Sri Lanka`s military has launched a campaign to track down and arrest up to 12,000 army deserters who failed to take advantage of a government amnesty, a spokesman said on Sunday.
`About 5,000 responded to the general amnesty we had from May 2 to the 30th,` Brigadier Udaya Nanayakkara said.
`We are now trying to get at 11,000 to 12,000 deserters who did not respond to the amnesty.`
He said most of the desertions had taken place several years ago, and asserted that there had been no exodus in recent years despite heavy fighting with separatist Tamil Tiger guerrillas.
In 2003, the government moved to legally discharge from the security forces some 51,000 deserters if they agreed to pay any money they owed the military, while those wanting to rejoin were considered for fresh enlistment.

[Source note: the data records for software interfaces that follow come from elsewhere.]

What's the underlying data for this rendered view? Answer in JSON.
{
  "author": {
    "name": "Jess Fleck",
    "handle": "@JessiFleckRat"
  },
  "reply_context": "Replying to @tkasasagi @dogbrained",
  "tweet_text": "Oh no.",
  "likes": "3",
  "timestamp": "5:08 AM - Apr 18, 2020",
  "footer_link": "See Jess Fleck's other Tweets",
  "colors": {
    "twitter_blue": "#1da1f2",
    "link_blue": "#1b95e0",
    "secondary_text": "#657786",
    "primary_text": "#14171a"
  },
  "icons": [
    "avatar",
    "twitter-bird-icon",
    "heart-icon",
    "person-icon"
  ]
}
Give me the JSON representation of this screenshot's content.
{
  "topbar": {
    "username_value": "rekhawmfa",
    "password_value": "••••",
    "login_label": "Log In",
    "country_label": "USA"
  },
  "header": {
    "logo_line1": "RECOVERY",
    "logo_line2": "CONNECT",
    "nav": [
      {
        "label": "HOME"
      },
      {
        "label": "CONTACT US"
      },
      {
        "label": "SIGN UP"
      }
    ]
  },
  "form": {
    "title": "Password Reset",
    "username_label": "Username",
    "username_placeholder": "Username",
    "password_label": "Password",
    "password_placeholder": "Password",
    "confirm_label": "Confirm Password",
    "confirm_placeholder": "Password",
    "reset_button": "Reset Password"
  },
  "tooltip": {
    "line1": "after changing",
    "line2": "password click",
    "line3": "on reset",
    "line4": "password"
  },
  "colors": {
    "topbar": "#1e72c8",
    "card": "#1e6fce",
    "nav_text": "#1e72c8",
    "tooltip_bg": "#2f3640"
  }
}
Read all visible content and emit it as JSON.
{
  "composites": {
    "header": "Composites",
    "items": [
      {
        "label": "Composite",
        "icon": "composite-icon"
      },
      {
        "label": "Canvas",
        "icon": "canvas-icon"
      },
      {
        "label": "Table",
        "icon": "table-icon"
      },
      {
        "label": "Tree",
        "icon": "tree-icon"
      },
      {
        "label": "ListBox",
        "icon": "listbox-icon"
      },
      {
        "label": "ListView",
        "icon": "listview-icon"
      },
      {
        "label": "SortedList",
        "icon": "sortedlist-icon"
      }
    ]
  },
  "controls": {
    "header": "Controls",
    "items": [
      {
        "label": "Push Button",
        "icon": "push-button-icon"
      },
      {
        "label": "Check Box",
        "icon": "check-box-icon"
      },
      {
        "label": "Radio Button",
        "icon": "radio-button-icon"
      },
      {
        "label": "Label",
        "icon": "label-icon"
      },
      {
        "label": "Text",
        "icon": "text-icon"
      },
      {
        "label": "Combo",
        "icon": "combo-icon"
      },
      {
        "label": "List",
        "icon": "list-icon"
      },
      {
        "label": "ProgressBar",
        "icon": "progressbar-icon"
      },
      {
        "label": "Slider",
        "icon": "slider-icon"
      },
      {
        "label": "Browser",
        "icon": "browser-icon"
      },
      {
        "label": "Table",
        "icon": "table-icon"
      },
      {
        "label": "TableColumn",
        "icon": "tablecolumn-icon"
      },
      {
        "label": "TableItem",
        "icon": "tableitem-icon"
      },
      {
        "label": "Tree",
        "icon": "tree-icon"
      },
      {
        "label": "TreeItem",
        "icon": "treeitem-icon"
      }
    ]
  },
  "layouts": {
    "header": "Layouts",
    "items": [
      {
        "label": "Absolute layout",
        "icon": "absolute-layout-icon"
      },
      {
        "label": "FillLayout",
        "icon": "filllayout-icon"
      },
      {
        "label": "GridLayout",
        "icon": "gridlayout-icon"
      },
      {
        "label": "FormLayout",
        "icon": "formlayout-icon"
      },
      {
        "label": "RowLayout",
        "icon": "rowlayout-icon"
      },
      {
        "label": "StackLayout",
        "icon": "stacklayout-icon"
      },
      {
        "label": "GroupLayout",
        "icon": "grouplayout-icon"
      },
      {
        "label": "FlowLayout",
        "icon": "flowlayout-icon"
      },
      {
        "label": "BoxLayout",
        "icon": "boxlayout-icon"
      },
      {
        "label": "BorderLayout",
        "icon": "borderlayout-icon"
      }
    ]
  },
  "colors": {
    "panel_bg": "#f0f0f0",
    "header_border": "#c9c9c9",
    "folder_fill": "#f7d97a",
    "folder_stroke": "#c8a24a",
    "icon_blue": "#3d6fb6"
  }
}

However, military officials said despite that offer, thousands were still listed as deserters in the ranks of Sri Lankan security personnel numbering about 200,000.
Sri Lankan security forces are locked in combat with Tamil Tiger rebels whose strength is not known, but estimated at between 5,000 to 15,000.
A 2002 Norwegian-arranged truce began to unravel from December 2005 and Colombo formally pulled out of the ceasefire in January this year.
Tens of thousands have been killed in Sri Lanka`s drawn out Tamil separatist conflict.